Wednesday, 16 September 2015

ISIR Conference in New Mexico 18-20 September


It is not too late to jump on a jet plane and head for Albuquerque, where the charming 1939 Hotel Andaluz will host the world’s intelligence researchers for 3 intense days of conferencing starting this very Friday. Will delegates succeed in getting themselves to the conference in time, a process I find pretty demanding? Will my choice of anti-mosquito shirt, short blue trousers and hiking sandals make a favourable impression? Will passers-by note the highly intelligent features of the delegates, or will they simply shrink back to avoid the pack of psychometricians traipsing through the brightly decorated corridors chatting amiably about correlated vectors and bumping into the furniture?

Perhaps celebrity watchers will cluster round Stephen Pinker, who will be talking about intelligence research and the craft of writing. Robert Plomin will be interviewed about his distinguished career, and in a separate talk will give the first results from the study of the genetics of genius. There will be talks by Roberto Colom, Rosalind Arden, Wendy Johnson, Heiner Rindermann, Helmuth Nyborg, Michael Woodley, Sophie von Stumm, Timothy Bates, Stuart Ritchie, Jelte Wicherts, Thomas Coyle and other luminaries. As “My Fair Lady” has it, “everyone who should be here is here” including most if not all of the stars I have celebrated at Psychological Comments. If a visitor could manage to get 5 minutes with each speaker they would know more about human intelligence than 99.9999% of the population. (That would assume that such a questioner would join the 7000 people who know a lot about intelligence. If one measures knowledge by publishing a paper on intelligence in a reputable journal then only about 1400 achieve that accolade. Of course, publishing one paper may be too generous an entry criterion. Perhaps 3 papers should be the minimum requirement.
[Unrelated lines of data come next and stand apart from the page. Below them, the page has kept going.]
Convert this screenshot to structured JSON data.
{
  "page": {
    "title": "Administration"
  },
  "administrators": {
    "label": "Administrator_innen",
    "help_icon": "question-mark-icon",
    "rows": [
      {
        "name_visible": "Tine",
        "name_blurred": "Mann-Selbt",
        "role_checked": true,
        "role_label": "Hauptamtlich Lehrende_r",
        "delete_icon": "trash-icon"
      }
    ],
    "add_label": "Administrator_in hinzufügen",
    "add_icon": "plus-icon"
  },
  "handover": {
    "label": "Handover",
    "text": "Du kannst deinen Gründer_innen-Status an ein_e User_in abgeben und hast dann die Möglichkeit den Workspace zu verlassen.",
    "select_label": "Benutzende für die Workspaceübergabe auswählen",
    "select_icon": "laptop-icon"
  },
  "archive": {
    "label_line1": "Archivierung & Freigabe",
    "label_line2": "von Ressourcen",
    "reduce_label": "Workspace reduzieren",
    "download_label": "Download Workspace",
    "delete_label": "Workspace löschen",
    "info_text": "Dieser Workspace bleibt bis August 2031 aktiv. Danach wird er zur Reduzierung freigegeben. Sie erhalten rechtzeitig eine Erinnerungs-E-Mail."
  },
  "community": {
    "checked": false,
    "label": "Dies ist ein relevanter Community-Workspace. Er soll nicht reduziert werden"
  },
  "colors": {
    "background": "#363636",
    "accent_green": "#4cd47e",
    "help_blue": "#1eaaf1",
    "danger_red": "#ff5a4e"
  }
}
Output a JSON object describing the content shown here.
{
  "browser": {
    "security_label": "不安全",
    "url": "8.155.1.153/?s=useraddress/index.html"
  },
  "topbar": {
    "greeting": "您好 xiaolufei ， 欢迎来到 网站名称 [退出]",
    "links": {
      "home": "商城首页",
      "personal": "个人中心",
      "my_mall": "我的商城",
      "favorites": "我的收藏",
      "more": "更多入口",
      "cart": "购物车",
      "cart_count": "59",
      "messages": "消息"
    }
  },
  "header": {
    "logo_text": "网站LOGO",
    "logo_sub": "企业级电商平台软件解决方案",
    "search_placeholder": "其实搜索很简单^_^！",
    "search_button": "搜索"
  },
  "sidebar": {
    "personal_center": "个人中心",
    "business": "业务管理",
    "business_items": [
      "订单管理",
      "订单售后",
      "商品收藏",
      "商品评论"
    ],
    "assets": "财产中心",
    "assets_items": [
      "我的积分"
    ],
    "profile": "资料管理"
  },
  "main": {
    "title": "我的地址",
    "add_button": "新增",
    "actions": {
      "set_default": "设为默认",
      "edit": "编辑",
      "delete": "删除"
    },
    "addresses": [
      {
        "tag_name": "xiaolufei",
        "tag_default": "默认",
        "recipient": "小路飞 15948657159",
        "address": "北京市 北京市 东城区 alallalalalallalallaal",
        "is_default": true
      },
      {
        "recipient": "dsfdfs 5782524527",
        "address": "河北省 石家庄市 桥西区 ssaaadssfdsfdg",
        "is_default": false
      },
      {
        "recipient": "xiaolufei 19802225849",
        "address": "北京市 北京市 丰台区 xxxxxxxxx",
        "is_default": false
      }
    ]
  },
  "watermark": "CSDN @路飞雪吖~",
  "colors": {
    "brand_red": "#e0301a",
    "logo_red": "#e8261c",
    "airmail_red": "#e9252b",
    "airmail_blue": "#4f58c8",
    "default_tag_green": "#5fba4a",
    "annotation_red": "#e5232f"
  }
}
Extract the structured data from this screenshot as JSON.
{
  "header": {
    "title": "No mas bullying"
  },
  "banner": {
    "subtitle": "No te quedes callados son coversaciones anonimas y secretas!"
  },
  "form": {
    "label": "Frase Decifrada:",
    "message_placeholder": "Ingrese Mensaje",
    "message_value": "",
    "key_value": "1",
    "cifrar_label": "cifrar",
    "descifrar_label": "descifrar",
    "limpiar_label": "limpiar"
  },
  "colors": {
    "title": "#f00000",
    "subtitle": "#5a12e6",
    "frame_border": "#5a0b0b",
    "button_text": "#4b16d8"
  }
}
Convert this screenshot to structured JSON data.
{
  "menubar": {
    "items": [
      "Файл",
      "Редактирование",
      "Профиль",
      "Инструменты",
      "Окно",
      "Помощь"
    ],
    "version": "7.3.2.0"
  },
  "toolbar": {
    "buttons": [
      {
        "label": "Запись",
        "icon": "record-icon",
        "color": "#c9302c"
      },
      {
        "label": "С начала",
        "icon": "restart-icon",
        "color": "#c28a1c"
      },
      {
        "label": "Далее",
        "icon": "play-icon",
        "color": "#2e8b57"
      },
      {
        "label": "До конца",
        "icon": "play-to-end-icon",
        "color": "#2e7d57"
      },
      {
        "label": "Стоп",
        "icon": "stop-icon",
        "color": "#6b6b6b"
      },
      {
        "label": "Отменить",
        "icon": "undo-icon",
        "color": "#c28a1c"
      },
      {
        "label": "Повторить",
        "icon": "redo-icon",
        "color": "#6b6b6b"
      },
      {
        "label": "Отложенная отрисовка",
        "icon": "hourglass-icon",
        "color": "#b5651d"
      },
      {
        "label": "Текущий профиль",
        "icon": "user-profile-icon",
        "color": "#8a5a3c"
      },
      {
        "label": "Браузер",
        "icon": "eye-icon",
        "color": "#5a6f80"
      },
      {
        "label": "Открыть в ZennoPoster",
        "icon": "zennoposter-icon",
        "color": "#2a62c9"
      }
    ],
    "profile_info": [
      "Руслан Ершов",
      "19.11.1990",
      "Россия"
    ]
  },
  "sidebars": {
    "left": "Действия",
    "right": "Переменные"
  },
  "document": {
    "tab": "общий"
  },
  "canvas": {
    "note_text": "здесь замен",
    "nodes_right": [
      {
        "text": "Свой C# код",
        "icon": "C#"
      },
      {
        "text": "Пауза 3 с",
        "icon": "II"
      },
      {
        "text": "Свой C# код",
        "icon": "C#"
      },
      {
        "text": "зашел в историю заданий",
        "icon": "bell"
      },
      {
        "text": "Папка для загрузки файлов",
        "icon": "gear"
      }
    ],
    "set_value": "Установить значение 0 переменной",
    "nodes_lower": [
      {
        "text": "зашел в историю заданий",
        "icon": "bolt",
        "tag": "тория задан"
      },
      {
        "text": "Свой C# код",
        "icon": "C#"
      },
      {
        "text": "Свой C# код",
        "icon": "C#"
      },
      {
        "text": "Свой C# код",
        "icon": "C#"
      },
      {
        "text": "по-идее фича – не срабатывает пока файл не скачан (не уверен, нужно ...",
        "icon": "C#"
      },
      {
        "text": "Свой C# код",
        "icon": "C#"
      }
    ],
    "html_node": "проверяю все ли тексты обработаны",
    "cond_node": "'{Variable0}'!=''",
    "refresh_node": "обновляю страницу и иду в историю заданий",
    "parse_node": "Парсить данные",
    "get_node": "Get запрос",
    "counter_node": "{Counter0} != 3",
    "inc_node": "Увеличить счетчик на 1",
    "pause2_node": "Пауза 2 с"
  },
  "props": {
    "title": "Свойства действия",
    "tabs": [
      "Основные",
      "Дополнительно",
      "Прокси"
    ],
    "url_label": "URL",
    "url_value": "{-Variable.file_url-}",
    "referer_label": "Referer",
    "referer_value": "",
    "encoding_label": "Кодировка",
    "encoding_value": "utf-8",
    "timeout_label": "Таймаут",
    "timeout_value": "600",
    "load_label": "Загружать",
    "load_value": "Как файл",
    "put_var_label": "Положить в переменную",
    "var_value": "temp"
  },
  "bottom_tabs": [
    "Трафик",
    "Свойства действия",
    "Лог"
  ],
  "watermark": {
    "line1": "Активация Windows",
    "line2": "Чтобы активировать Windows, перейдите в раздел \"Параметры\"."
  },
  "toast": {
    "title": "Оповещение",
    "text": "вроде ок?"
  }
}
I digress, I digress, but real experts on the topic probably number less than 100 persons, and most of them will be present in New Mexico).

The weather in Albuquerque will be a sunny 30 degrees Centigrade, not that the conference delegates are likely to see any of that, starting intently in the windowless conference rooms at a glowing screen with small numbers which cannot be seen from the back of the hall.

I will keep you informed, one pearl of wisdom at a time.


  1. Albuquerque is lovely city. Enjoy the views of the Sandias in the morning and the Rio Grande flowing through the city. If you have the time, I suggest taking the Tram to the top of the Sandia mountain (or enjoy a nice 7 hour hike to the summit on the La Luz trail), and take in the spectacular view of the city, a true oasis in the desert.

  2. It's such a stroke of luck that the society wasn't named International Society for Intelligence Studies ;)

    But, seriously, lots of interesting abstracts there. For example, James Lee reports on 86 genome-wide significant GWAS hits on educational attainment and IQ.

  3. "a glowing screen with small numbers which cannot be seen from the back of the hall": and this is a conference about intelligence?

  4. I would make the trip down to Albuquerque but unfortunately I am neither a student/faculty member nor for that do I really have $600 in casual spending money. :)

  5. Incidentally are you and/or Rindermann plannig to do a repeat of that survey of psychometricians you once carried out? These expert polls can be very useful.

    1. I think the current periodicity is 30 years, but I believe a much shorter survey every 3 to 5 years makes more sense now, given the amount of genetic work on intelligence. Rindermann will publish in due course.